So what have our restrictive drug laws bought us? Multi-billionaire drug lords in Mexico and Columbia. Men so powerful they buy entire governments. Gang wars over the insane profits to be made by catering to the insatiable American demand for all means of getting high. Corruption of our own law enforcement agencies. The American government keeping drug prices high by making it costly and sometimes deadly to make and sell them. You think heroin or cocaine or marijuana are just naturally expensive? Think again. If they were legal they would be as cheap as Coca-Cola. And the drug lords empires would collapse.
One more thing it has bought us is tragic stories like this one. Being an undercover nark is an inherently filthy occupation. There’s no other way to put it. You deal with scum every day. It’s certain to rub off on you. You lie, cheat, betray people you have befriended. And you have to do what we see idealistic Jennifer Jason Leigh and seen-it-all Jason Patric do. To prove to the dealers that you are not a nark, you have to shoot up with them. And guess where that gets you? Hooked through the arm, that’s where. Before long it’s damned hard to tell the nark from the dealer.

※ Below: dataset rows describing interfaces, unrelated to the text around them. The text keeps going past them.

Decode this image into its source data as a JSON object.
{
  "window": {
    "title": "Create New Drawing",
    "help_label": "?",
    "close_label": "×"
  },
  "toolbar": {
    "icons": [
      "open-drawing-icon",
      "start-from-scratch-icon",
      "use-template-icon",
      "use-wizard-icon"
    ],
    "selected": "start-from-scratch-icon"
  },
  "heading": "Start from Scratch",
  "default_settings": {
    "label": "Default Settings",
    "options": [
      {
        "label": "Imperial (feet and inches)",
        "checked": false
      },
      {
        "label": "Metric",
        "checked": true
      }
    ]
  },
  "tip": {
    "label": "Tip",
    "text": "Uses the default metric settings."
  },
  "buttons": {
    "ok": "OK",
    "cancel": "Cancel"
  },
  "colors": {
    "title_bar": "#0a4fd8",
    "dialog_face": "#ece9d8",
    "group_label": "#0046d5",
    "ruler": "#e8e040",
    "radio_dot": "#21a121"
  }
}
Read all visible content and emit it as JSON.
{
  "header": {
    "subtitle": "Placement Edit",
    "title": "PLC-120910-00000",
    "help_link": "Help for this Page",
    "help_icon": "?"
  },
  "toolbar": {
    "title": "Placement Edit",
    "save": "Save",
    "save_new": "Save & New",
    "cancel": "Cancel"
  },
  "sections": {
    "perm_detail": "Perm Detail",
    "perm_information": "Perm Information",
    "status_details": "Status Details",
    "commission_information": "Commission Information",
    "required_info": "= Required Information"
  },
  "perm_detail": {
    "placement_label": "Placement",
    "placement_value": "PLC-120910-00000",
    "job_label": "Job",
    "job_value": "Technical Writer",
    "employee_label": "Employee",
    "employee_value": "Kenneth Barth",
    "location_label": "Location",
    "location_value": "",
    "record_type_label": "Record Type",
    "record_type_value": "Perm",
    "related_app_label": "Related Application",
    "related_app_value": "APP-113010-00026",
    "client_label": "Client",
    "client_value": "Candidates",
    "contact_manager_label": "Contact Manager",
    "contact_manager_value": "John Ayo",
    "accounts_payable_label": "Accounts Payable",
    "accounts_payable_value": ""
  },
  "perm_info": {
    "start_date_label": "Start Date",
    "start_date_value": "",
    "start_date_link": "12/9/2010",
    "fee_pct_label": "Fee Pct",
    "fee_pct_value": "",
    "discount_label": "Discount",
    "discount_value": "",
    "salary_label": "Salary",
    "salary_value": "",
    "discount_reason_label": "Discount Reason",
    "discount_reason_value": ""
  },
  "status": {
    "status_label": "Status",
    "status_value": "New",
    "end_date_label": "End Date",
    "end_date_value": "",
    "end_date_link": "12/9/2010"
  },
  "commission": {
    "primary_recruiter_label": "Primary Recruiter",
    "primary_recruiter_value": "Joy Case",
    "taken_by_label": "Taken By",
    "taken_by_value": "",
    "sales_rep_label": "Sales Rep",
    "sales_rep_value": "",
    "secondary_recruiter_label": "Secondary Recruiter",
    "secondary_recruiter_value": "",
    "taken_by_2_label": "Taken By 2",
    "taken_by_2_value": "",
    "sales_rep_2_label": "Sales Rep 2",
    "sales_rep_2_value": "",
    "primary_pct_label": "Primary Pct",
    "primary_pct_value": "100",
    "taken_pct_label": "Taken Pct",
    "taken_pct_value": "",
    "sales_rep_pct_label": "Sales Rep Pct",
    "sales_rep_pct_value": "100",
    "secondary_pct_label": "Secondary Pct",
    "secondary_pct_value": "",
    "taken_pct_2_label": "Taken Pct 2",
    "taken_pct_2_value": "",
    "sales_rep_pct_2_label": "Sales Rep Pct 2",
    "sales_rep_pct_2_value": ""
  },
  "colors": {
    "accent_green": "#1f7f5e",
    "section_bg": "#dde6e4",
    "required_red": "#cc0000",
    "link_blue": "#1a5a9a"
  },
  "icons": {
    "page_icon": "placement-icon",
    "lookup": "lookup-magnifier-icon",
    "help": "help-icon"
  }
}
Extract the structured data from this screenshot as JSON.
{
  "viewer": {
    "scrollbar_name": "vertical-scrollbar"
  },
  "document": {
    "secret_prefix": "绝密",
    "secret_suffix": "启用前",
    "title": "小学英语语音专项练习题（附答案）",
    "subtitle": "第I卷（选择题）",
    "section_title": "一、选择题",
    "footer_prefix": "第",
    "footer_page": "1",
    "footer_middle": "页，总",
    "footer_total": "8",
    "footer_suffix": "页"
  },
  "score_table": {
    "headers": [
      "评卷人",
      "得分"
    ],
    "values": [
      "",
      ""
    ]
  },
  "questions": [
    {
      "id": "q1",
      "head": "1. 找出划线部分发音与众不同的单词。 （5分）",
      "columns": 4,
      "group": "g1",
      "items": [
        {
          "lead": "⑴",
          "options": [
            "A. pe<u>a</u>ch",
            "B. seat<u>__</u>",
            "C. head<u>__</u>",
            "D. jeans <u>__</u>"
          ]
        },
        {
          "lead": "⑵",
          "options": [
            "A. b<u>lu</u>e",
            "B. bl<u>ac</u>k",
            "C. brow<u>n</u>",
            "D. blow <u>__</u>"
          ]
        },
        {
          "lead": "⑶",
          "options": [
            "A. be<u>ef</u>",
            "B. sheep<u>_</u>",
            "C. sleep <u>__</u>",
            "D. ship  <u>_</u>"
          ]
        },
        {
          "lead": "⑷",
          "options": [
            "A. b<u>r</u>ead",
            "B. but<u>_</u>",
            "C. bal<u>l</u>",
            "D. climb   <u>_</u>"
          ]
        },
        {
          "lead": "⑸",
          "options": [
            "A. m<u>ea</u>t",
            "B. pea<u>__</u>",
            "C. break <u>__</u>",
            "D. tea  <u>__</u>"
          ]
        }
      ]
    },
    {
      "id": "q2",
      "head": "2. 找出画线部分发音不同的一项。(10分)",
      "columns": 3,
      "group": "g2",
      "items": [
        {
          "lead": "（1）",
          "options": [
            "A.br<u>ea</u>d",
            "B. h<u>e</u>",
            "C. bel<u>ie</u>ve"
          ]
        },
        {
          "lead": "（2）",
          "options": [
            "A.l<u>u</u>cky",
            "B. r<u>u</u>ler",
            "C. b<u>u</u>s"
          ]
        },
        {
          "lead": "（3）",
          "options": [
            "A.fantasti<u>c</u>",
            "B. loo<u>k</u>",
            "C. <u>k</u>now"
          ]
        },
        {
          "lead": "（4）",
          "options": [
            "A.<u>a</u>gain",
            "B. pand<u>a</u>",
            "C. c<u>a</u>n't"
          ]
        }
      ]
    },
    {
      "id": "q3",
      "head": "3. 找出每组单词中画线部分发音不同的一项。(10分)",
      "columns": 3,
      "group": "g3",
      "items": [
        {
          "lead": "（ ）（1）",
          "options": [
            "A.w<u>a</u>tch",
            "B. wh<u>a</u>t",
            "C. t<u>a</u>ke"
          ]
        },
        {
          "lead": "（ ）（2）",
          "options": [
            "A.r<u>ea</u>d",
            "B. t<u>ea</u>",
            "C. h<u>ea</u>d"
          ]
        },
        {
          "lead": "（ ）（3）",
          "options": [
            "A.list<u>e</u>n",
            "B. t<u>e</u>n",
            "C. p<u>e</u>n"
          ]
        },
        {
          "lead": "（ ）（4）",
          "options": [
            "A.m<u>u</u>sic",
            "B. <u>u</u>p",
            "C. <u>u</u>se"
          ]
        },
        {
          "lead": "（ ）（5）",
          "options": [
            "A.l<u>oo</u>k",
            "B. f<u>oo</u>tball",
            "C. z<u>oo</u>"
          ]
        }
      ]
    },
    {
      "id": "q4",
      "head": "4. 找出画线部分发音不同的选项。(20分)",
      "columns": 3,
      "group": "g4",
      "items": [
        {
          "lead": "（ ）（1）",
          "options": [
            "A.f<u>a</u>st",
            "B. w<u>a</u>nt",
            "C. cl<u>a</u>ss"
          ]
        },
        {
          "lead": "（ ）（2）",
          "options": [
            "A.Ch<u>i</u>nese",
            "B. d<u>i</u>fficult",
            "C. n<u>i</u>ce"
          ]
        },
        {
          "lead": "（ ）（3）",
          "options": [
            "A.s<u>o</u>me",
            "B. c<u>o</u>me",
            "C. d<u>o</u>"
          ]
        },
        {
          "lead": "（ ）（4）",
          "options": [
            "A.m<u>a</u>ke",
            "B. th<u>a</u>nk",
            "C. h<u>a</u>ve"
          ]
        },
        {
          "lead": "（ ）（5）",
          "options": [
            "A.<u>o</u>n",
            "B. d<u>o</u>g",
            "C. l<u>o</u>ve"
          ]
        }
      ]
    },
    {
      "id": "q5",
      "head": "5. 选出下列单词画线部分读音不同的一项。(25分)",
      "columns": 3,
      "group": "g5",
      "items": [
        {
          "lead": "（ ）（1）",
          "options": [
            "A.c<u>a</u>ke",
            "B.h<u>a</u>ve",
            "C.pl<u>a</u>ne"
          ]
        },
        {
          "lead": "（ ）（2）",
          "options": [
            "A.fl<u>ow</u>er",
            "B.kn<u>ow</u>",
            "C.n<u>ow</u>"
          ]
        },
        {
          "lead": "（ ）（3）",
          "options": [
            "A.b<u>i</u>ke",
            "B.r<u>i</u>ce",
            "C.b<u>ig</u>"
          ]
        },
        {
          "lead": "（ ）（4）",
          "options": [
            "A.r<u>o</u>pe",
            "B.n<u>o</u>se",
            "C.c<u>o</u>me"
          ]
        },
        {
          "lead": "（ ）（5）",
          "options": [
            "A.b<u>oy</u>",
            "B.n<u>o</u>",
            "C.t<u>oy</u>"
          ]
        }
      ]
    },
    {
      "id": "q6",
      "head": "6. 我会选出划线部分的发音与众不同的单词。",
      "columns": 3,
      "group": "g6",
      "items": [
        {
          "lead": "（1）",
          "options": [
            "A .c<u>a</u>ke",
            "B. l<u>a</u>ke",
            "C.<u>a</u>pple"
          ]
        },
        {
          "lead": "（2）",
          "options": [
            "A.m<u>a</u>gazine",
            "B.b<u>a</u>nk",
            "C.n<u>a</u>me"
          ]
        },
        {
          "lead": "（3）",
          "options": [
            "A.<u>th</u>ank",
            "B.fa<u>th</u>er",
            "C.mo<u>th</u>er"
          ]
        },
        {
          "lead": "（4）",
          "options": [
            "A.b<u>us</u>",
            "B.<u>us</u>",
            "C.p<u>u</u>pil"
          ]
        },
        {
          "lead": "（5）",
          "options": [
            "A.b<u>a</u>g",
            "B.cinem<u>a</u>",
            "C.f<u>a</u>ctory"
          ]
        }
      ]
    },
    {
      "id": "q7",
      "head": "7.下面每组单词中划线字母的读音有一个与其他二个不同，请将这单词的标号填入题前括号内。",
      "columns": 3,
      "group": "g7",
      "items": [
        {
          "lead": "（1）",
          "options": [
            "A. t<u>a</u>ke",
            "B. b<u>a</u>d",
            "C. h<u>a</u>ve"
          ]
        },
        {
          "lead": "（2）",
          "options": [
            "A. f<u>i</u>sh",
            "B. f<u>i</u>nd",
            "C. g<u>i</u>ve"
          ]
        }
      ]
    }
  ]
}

This is an ugly story about an ugly profession but, aside from a pretty unbelievable ending, it seems honest. You’ll want to take a shower after you see it. But if you can stand it, it’s worth the slog through the sewer. A bit surprisingly, it was directed by a woman, Lili Fini Zanuck. Is that sexist? It’s just that this is not the usual kind of story women directors are attracted to. She did a good job … and it is her only feature film as director, though she has produced a ton of stuff. Sam Elliott and Gregg Allman co-star.